■ WHAT TO DO
From the entries that follow, copy each line containing the word "name".

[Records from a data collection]

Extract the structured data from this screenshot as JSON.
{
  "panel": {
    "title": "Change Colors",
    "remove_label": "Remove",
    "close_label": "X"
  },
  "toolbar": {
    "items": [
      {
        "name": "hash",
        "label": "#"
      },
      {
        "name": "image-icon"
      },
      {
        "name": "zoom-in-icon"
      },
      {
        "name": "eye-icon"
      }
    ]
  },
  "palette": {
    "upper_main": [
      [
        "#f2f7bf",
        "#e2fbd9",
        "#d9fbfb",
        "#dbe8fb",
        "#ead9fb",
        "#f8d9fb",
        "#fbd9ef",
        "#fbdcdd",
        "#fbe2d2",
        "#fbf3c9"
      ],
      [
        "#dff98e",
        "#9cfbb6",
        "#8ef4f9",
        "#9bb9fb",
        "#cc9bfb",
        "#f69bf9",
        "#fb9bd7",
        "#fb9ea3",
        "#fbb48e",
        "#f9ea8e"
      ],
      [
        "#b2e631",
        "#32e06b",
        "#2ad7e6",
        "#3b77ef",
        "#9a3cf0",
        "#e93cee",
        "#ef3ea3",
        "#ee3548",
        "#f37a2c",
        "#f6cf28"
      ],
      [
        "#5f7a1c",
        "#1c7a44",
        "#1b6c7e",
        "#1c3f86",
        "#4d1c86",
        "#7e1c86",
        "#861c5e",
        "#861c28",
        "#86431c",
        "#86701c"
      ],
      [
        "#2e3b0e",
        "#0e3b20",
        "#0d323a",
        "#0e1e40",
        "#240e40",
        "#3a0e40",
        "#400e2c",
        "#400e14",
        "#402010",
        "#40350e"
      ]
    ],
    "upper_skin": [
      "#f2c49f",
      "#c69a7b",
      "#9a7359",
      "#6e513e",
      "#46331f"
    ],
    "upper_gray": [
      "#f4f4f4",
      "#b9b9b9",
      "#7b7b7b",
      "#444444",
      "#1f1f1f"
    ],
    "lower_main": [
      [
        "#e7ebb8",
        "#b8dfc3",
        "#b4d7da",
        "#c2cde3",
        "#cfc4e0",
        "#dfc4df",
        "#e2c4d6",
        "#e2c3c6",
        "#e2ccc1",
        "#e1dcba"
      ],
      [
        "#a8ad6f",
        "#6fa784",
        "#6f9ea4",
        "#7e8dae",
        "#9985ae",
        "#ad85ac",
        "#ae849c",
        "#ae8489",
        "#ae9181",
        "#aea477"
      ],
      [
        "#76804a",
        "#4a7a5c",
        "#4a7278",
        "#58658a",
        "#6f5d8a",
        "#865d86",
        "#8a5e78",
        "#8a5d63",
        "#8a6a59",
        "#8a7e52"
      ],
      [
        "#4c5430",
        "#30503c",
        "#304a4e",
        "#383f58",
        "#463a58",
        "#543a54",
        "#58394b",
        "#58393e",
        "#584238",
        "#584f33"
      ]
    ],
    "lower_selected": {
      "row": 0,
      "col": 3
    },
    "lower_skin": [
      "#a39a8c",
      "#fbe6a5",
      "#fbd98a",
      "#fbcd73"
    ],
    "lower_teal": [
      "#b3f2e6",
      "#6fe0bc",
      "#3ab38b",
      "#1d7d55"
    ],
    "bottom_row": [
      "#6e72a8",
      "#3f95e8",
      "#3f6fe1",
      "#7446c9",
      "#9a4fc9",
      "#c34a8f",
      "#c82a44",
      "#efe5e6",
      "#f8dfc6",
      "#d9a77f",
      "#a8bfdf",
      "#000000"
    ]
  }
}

■ ANSWER TO THE EXERCISE
        "name": "hash",
        "name": "image-icon"
        "name": "zoom-in-icon"
        "name": "eye-icon"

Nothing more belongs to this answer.